Hands up if you’re a fan of Fluid, the app that turns any web site (or web application) into a standalone application. Yeah, me too.
If you’ve been following the screencasts and Twitterings of Fluid developer Todd Ditchendorf, you might have noticed some news floating around; he has now launched his official browser spin-off, Cruz.
If you’re confused about the name, don’t worry, you have every right to be. This app was going to be called “Mecca”, but then Todd changed his mind. What was that all about?
The Cult decided to get in touch with Todd and ask him to explain the background. He was kind enough to give us some answers…
We started with the name change.
“I actually went through several different names for the app, and I was having a hard time settling on one I liked,” Todd explained.
“It’s extremely difficult to name software projects, as most of the obvious names are already taken by existing projects –œ and then there’s the difficulty of finding an available domain name.
“Finally one night, I decided to run a sort of informal poll on Twitter. After a couple of hours of hilarious suggestions from my Twitter pals, I finally got the idea for ‘Cruz’ when I asked my Mom for advice.”
So what is Cruz, exactly? Todd calls it a “social browser”, but what does that mean?
Because it’s built with all the goodies that come with Fluid, Cruz includes some very nifty extras that you don’t find in other browsers. With the BrowsaBrowsa feature, you can create mini browsers that lurk to one side of your main browsing window; ideal for search engines or Twitter streams. Fluid is also a very good impersonator, and can pretend to be the iPhone browser when visiting sites. Which means you can get the slimmed-down version of Hahlo or Twitter or whatever you enjoy using, but on your desktop.
Let’s get more detail from Todd:
“Unlike Safari, Fluid and Cruz have an open Cocoa plug-in API which allows you to extend the browser’s UI in split views, drawers, and floating panels. The Fluid plug-in sample code has been public for many months, and I’ll be releasing updated sample code in the very near future to show how developers can create plug-ins for Cruz. Obvious uses for the plugin-ins are integrating with Mac OS X native services or accessing remote web services and social networks for display in the browser.
“Cruz ships with two plug-ins built-in. The Thumbnail Plug-in allows you to view links or images from any page in a CoverFlow- or iPhoto-like UI. The BrowsaBrowsa Plug-in alows you to place additional web browser views in split panes and drawers attached to the main browser window.
“Personally, I use the BrowsaBrowsa Plug-in to view Twitter, FriendFeed, Socialthing, Google Reader, BrightKite, Flickr and other social webapps in split views directly in my browser.

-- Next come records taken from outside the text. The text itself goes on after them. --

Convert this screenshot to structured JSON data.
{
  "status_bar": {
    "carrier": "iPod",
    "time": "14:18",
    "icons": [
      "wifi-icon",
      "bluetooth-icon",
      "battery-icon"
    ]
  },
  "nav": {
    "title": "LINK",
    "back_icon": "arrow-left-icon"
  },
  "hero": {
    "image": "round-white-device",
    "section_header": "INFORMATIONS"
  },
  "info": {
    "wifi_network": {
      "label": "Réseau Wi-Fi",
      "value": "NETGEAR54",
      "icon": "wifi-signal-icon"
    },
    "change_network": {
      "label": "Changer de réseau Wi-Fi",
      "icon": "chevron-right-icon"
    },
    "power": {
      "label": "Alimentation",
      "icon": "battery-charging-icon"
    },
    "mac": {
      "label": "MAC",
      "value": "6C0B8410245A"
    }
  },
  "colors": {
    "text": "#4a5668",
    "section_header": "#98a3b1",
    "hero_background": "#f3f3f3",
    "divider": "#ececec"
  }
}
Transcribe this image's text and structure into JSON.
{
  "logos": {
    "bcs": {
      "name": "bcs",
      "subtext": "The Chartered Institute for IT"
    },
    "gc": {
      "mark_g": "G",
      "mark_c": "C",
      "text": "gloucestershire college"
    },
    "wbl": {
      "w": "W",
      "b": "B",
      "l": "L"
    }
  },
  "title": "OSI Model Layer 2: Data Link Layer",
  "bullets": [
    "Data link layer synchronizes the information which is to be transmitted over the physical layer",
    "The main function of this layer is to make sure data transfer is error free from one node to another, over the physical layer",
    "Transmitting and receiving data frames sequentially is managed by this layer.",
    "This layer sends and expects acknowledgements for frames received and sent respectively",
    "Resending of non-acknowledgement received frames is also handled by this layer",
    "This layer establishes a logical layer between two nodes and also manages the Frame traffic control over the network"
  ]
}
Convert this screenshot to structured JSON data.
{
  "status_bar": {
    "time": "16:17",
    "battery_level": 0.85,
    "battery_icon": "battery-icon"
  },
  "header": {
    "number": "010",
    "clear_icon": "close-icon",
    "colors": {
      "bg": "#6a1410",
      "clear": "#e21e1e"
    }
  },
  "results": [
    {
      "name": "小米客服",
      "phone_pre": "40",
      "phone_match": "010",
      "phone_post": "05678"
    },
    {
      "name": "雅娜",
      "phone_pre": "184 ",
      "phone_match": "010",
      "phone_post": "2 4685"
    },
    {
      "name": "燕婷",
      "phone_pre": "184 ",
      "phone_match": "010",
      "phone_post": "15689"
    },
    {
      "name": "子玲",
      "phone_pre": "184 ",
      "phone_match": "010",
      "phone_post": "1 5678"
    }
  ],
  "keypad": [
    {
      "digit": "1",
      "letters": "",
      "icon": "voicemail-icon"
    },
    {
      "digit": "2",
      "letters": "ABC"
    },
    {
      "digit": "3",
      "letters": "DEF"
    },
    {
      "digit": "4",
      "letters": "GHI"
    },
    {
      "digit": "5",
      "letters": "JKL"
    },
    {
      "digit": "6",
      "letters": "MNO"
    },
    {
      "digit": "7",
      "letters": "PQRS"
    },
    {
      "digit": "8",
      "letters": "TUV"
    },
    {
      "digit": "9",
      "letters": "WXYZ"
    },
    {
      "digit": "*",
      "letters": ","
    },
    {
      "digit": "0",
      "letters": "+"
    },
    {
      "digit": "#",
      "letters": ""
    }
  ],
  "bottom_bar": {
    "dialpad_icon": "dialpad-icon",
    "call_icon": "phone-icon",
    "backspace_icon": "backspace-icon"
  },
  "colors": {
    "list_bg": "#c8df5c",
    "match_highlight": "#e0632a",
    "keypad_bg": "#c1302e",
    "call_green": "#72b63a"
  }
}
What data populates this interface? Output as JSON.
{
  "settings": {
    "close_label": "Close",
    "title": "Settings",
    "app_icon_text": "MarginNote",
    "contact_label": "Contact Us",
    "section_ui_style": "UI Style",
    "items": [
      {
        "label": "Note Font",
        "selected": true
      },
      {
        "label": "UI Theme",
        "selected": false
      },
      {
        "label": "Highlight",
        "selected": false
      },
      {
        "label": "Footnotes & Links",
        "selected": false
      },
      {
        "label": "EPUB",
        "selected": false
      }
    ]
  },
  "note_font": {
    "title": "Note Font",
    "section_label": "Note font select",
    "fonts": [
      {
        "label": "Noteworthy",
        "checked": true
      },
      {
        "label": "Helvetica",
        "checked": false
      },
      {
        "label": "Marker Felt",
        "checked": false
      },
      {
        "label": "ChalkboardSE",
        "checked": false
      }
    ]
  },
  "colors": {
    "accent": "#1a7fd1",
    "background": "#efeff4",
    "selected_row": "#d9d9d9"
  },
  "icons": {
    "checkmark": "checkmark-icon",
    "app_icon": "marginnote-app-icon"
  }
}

So it’s certainly possible to use the existing features of Cruz to produce a more ‘social’ browsing experience.
“Maybe in the future we’ll see more Cruz plug-ins for other social websites/apps; and hopefully these will come from other developers too.”
So why make it? What’s the purpose?
“Why Cruz? I found that may Fluid users didn’t realize that a Fluid SSB is actually a very full-featured browser, and that it’s easy to use an SSB as such. By releasing Cruz, I’m lowering the conceptual barrier to entry, and making it clear that Cruz is a capable standalone web browser.
“There are certainly some features in Safari that Cruz lacks, but I think you’ll find that Cruz’s feature set compares quite favorably with Safari and other modern browsers. In fact, Cruz also has many features not currently found in Safari, such as the plug-in API, full screen mode, shortcuts, userscripting, userstyles, and more.”
It’s not intended to be a money-making exercise, though.
“Cruz will always remain freeware. My current goal with Cruz is just to have fun. To have fun developing it, sharing it, and using it. Browsing should fun.
“I like the idea of a native Mac OS X browser with a Cocoa plug-in API. The plug-in API allows you to explore all kinds of crazy, wild, exciting ideas that perhaps the larger browser vendors might not want to focus on. There are infinite ways in which a browser’s UI could be extended to integrate new ideas and services… and Cruz is an attempt to offer that kind of foundation/platform.
“As for measuring success … I’m not taking this project too seriously. I’m certainly not aiming to gain any kind of significant market share with Cruz, but rather to explore ideas. If some of those ideas should be deemed interesting and be incorporated into other browsers, I would consider that a success.
“Finally, I have to mention that Cruz owes its existence to several open source projects and to the WebKit framework in particular. Cruz could not exist if it were not for the hard work of all of the engineers both inside and outside of Apple who have contributed to this incredible project.”
So there you go, folks, another browser to add to your collection. Let us know what you think of it.